Aim of the task
When a line in the data below includes "Authentication", pick it out and copy it.

Stored entries
○ ○ ○ ○
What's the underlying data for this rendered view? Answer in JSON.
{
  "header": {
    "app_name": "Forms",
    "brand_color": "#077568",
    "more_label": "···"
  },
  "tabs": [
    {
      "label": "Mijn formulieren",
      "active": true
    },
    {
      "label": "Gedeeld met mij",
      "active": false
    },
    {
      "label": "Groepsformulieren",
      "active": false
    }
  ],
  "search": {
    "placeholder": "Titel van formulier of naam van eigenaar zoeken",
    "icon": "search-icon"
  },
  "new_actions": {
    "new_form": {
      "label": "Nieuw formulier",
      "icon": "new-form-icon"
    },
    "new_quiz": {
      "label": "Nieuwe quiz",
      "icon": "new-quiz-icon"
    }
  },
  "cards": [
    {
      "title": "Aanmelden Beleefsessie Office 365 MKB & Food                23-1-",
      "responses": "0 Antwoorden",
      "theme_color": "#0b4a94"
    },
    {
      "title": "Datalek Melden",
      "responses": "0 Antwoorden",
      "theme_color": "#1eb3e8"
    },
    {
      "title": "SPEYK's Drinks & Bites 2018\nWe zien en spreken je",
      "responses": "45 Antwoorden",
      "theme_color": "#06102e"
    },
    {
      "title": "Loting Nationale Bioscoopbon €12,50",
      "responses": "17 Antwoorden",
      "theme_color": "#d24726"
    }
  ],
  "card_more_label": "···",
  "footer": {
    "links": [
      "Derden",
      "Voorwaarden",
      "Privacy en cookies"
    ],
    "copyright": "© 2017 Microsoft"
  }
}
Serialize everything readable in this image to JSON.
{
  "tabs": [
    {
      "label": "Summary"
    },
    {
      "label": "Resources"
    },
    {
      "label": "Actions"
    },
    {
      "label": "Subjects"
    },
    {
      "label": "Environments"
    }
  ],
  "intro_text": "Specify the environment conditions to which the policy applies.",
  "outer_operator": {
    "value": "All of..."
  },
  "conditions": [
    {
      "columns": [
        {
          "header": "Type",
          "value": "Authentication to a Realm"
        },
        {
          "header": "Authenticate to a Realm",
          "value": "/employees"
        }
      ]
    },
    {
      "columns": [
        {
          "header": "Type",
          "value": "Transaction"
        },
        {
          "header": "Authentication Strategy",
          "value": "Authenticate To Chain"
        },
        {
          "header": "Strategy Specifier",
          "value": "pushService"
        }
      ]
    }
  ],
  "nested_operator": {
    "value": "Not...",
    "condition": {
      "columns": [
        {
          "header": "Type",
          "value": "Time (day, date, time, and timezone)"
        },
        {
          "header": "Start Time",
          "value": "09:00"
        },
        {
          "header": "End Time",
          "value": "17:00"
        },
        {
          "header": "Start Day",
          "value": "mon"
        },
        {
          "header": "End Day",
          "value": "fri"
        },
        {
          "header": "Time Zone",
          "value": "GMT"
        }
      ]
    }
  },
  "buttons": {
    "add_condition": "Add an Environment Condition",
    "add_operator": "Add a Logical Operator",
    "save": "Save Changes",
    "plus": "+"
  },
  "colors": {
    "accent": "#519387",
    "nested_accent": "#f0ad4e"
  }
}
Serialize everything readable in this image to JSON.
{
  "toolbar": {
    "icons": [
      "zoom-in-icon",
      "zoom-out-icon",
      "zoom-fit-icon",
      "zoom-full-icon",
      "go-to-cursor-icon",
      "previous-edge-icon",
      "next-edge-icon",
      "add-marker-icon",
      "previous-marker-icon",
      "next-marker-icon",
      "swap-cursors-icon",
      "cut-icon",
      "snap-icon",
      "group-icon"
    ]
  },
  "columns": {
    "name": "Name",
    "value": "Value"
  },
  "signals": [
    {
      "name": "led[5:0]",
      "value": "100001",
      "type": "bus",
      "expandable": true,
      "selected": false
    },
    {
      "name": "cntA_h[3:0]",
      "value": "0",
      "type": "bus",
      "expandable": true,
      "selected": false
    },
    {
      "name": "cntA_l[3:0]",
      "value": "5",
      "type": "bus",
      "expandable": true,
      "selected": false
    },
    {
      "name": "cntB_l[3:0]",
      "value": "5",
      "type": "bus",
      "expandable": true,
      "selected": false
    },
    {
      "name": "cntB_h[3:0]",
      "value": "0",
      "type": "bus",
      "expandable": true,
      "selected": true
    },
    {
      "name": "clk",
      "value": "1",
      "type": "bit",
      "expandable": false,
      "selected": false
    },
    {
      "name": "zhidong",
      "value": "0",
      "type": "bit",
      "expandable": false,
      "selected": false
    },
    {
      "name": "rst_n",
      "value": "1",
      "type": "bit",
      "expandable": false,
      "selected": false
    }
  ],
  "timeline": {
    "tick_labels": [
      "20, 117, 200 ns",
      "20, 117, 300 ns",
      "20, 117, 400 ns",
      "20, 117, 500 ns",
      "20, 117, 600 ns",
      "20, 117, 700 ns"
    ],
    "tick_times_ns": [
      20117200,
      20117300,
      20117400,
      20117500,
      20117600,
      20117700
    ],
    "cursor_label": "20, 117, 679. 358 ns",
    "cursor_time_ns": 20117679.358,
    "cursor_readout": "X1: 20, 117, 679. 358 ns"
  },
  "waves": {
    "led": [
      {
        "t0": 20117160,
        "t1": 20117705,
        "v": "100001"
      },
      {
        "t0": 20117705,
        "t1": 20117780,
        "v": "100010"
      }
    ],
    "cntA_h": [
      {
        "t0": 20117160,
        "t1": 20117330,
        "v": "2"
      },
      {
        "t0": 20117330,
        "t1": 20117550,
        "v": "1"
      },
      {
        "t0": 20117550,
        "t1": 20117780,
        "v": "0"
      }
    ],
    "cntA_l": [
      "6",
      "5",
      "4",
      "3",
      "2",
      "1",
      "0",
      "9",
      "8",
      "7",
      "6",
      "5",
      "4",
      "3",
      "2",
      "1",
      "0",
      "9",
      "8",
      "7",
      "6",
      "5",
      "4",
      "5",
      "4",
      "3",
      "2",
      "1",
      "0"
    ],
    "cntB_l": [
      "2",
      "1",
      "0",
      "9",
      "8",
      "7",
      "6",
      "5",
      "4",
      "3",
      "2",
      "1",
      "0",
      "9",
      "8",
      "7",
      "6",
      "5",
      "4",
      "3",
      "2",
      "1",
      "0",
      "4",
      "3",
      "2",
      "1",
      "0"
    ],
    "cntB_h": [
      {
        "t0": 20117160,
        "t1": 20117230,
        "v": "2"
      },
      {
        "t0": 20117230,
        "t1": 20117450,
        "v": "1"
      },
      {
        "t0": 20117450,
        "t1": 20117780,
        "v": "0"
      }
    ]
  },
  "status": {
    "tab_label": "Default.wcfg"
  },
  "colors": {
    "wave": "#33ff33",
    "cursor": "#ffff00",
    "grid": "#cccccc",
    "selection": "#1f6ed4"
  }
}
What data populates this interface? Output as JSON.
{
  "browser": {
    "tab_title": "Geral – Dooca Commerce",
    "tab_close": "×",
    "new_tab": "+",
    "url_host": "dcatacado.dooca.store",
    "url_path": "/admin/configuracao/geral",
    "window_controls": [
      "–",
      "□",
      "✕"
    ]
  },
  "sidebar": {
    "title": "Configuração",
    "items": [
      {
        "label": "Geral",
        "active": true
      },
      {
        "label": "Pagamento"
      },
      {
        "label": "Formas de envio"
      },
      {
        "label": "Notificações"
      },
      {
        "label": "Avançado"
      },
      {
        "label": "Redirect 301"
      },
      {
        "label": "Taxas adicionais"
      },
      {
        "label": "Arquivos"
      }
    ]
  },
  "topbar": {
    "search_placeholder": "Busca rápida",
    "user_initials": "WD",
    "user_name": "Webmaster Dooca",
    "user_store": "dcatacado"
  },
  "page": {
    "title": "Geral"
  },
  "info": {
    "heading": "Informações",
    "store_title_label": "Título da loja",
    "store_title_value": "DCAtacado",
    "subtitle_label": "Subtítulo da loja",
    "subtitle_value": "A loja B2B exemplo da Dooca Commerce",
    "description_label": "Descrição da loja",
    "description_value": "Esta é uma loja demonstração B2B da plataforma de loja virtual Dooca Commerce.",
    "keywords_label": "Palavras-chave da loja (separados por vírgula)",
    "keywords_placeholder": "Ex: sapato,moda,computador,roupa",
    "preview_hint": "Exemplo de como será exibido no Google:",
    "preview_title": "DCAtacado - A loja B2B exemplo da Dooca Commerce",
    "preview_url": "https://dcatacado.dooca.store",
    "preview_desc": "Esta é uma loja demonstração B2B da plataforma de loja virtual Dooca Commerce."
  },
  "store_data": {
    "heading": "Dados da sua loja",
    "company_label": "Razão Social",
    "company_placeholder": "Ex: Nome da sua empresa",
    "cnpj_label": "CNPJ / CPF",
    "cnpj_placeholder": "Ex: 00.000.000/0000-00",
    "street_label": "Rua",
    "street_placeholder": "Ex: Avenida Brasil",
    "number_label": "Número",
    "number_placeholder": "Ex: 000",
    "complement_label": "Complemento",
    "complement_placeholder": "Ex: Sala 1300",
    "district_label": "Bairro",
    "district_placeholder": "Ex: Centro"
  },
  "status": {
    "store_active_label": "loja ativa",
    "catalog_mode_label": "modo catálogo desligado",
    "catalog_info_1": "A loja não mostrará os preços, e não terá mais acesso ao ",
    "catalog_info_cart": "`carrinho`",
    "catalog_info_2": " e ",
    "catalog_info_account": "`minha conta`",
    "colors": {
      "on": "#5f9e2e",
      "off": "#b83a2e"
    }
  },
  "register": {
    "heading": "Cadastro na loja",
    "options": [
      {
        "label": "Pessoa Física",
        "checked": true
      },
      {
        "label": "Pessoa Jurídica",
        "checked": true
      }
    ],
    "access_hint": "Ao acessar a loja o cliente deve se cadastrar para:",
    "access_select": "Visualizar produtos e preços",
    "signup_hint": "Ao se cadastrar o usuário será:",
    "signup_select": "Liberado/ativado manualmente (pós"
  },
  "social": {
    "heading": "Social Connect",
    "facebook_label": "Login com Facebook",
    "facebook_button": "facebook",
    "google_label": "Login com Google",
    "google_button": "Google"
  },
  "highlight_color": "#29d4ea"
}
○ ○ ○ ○
Task output
          "value": "Authentication to a Realm"
          "header": "Authentication Strategy",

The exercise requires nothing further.